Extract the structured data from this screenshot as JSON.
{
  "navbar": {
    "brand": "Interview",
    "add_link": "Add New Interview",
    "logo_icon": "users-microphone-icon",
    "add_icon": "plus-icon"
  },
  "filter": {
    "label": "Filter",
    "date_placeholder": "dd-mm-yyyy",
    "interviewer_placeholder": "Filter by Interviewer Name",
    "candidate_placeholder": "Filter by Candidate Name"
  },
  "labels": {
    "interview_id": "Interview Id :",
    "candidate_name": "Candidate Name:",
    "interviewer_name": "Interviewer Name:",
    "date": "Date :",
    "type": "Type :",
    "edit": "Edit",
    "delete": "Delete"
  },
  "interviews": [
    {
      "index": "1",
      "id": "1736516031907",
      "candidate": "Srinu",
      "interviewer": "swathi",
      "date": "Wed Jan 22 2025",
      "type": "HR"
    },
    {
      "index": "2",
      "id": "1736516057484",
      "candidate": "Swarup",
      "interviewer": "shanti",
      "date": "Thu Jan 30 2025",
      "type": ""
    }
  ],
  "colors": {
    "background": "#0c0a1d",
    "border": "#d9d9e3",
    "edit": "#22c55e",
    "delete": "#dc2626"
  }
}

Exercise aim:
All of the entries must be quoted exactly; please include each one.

Written answer:
Extract the structured data from this screenshot as JSON.
{
  "navbar": {
    "brand": "Interview",
    "add_link": "Add New Interview",
    "logo_icon": "users-microphone-icon",
    "add_icon": "plus-icon"
  },
  "filter": {
    "label": "Filter",
    "date_placeholder": "dd-mm-yyyy",
    "interviewer_placeholder": "Filter by Interviewer Name",
    "candidate_placeholder": "Filter by Candidate Name"
  },
  "labels": {
    "interview_id": "Interview Id :",
    "candidate_name": "Candidate Name:",
    "interviewer_name": "Interviewer Name:",
    "date": "Date :",
    "type": "Type :",
    "edit": "Edit",
    "delete": "Delete"
  },
  "interviews": [
    {
      "index": "1",
      "id": "1736516031907",
      "candidate": "Srinu",
      "interviewer": "swathi",
      "date": "Wed Jan 22 2025",
      "type": "HR"
    },
    {
      "index": "2",
      "id": "1736516057484",
      "candidate": "Swarup",
      "interviewer": "shanti",
      "date": "Thu Jan 30 2025",
      "type": ""
    }
  ],
  "colors": {
    "background": "#0c0a1d",
    "border": "#d9d9e3",
    "edit": "#22c55e",
    "delete": "#dc2626"
  }
}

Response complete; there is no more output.